Student Health Service will hold fewer HIV testing clinics this fall after participation plummeted 80 percent compared to the previous year, when tests cost $25.
The free clinics – a top priority of last year’s Student Association – will be held monthly, rather than weekly, after another year of declining interest.
Participation in the program peaked in 2011, when 711 students got tested. Last year, 95 students took the free tests – which is 433 fewer students from last year.
University health officials have said waning interest could be due to the availability of home testing kits or tests more regularly being conducted during students’ regular physicals.
Philip Horowitz, president of the Student Global AIDS Campaign and also a leader of Allied in Pride, said the most common deterrent for students is the fear of having their blood drawn, because few know that the test is a cheek swab.
Of the more than 1.1 million people living in the U.S. with HIV, 18 percent of them do not know they are infected with the virus, according to the Centers for Disease Control and Prevention.
The D.C. Department of Health showed the area surrounding Foggy Bottom has the third-lowest proportion of people living with HIV out of D.C.’s eight wards.
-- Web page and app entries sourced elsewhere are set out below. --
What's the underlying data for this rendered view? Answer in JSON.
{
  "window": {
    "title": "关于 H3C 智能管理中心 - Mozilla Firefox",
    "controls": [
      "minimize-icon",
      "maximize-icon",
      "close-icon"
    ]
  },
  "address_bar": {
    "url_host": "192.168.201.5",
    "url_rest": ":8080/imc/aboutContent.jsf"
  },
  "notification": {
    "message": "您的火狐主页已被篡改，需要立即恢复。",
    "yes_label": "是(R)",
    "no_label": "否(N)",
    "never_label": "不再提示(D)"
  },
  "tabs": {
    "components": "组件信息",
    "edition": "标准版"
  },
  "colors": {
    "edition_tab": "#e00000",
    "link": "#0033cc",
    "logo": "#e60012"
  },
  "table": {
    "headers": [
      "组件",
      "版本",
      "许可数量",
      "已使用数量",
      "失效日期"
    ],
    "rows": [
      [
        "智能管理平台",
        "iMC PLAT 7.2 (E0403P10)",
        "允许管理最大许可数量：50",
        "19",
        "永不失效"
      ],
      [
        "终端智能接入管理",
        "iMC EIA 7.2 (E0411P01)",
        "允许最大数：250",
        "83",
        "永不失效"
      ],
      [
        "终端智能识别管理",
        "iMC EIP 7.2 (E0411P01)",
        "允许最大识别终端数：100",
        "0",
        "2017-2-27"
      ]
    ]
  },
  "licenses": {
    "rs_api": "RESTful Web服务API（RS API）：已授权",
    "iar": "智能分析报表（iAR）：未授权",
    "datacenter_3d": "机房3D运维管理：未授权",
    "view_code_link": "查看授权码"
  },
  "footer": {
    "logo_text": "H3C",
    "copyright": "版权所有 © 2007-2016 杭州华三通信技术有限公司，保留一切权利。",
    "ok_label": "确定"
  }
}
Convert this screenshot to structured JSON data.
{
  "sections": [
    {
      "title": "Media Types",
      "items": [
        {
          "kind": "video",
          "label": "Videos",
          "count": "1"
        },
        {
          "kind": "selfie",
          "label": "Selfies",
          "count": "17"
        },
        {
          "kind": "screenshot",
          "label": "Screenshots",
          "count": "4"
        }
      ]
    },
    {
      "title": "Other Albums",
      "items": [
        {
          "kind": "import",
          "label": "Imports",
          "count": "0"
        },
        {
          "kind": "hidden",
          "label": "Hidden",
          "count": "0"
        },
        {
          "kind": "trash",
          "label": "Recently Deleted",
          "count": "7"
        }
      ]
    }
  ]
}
About 2.1 percent of Ward 2’s population is afflicted with the disease, according to its most recent annual report.
GW receives HIV testing kits for free by the D.C. Department of Health, but in the past has charged to cover the cost of staffing.
Susan Haney, associate director of Student Health Service, said access to free testing removes “one significant barrier” to learning an individual’s status.
“Although it is very rare to have a positive test result during this type of clinic, it raises the awareness of HIV and hopefully provides an opportunity for students to look at their behavior, assess their risk and make changes if needed,” Haney said.
The monthly clinics will be held on the first Wednesday of every month from 4:30 p.m. to 6:30 p.m.
Student Association president Julia Susuni, who stressed health issues in her platform, praised GW for offering the free service. She called it a success of the SA’s task force on student health, which will focus on GW health care policies all year.
She added that she hopes to push back the clinic by 30 minutes in the evening to give more opportunity for students to get tested after classes or work.